BY MELISSA COKER
They may be poor, wayfaring strangers—but stranger still, this knowledge may be just the motivation Sisters Wade Revival needed to keep on keeping on.
Back in the days of barely-pre-Y2K, many associated the name Sisters Wade (Julie and Deb Wade, respectively) with industry organizations such as Billboard magazine, CMT, TNN, William Morris Agency and (maybe most notably) Charlie Daniels.

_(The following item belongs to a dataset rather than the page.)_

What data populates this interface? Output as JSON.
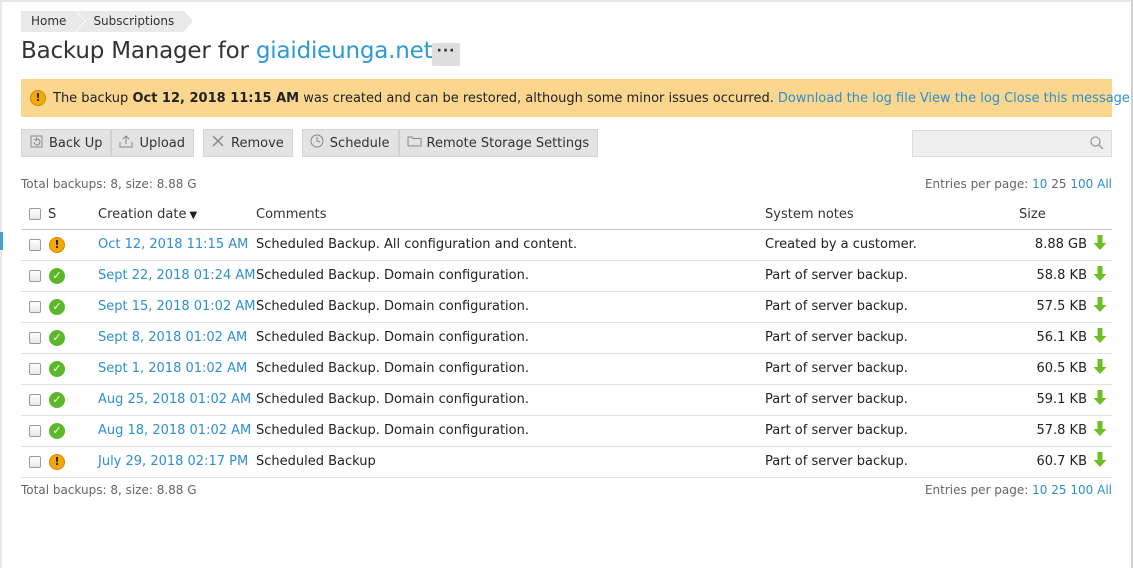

The group had a standing house gig at Tootsie’s in Nashville for two years and, as the story goes, one day Daniels walked into the bar to hear them and their band, the HipWaders, and immediately fell in love.
“These girls remind me of the babbling brook out back of my house when I was a kid—so fresh and pure you could drink from it,” Daniels once declared of the singing siblings.
Sisters Wade released their self-titled debut on Daniels’ Blue Hat Records label in 1999. In 2004 they self-released a follow-up, Walls of Time, but that title turned into a sort of self-fulfilling prophecy as the time constraints of raising a family, and other personal developments, soon became a barrier to a music industry career.
Fast forward to early 2019, and the duo decided to do a 20th anniversary reunion show with the Waders to celebrate that first album release. The success led to a thirst for more, and so the intended one-time event marked a real return for Sisters Wade—now known in this chapter as Sisters Wade Revival. By December of that same year, the recently reformed and critically acclaimed sister act was enjoying fresh success, thanks to the “Wayfaring Stranger” single. The track’s accompanying video, released in January 2020, quickly received over 1.2 million views, subsequently winning the clip attention at CMT.com).
Shortly after the release of this classic folk hymn, sister Deb was diagnosed with thyroid cancer and in January 2020, the Sisters Wade were left treading water as she faced major surgery for the removal of cancerous tumors.
Deb had a long recovery—sustaining some nerve trauma and, initially, some difficulty singing. But guitarist, producer and longtime friend Andy Most (Sisters Wade recorded “Stranger” in his home studio) got together with the two during her recovery—persevering and powering through (pandemic be damned) with consistent contributions to new music even during long stretches of lockdown.
The three decided to finish the Christmas record that they started prior to the pandemic. Deb is in remission and has recovered her voice, and both sisters are excited to announce a December release of their first Christmas album containing some of their favorite holiday songs, the completion of a collection they began unveiling with a 2019 release of “Silent Night.”
So with that gift-wrapped project in tow, they’re also diving jubilantly into the season with a full-band performance on Friday, Dec. 3, at the Walnut House in Murfreesboro.
The evening will also be streamed.
“The album will be available at our show,” says Julie. “With it just released there will be lots of new music! We will have special guests to join us on stage for a couple of numbers. We are really excited about the show . . . really proud of our Christmas record.”
Hard times in our world as well as the world of live music during recent times haven’t exactly been kept under wraps. One might even venture to say the sisters are one act in a long line of music-makers holding their breath and patiently “wading” to exhale.
Walnut House’s Ricky Martini has some thoughts on that Grinch-level lockdown, and why helping to keep the doors of music venues open makes good-spirited sense.
“We were just getting live music cranked up in high gear at Walnut House in March of 2020. Then we canceled everything. It was such a personal disaster . . . we worked really hard to put all those shows together,” Martini says. “Walnut House has picked up significantly in every way other than live music. We are so excited that Deb and Julie are coming back with this concert!
“Sisters Wade Revival is exceptional not only with two incredible vocalists,” he adds, “but also with an incredible group of talented and acclaimed musicians backing them. Fantastic acoustics in our main hall, excellent sound and lighting and all seating within 47 feet of the stage added to these artists . . . you won’t want to miss this show.”
This will also be Sisters Wade Revival’s first live performance with the HipWaders—Andy Most on guitar, David Spicher on standup bass, Chas Williams on dobro and Gregg Stocki on drums—since 2019.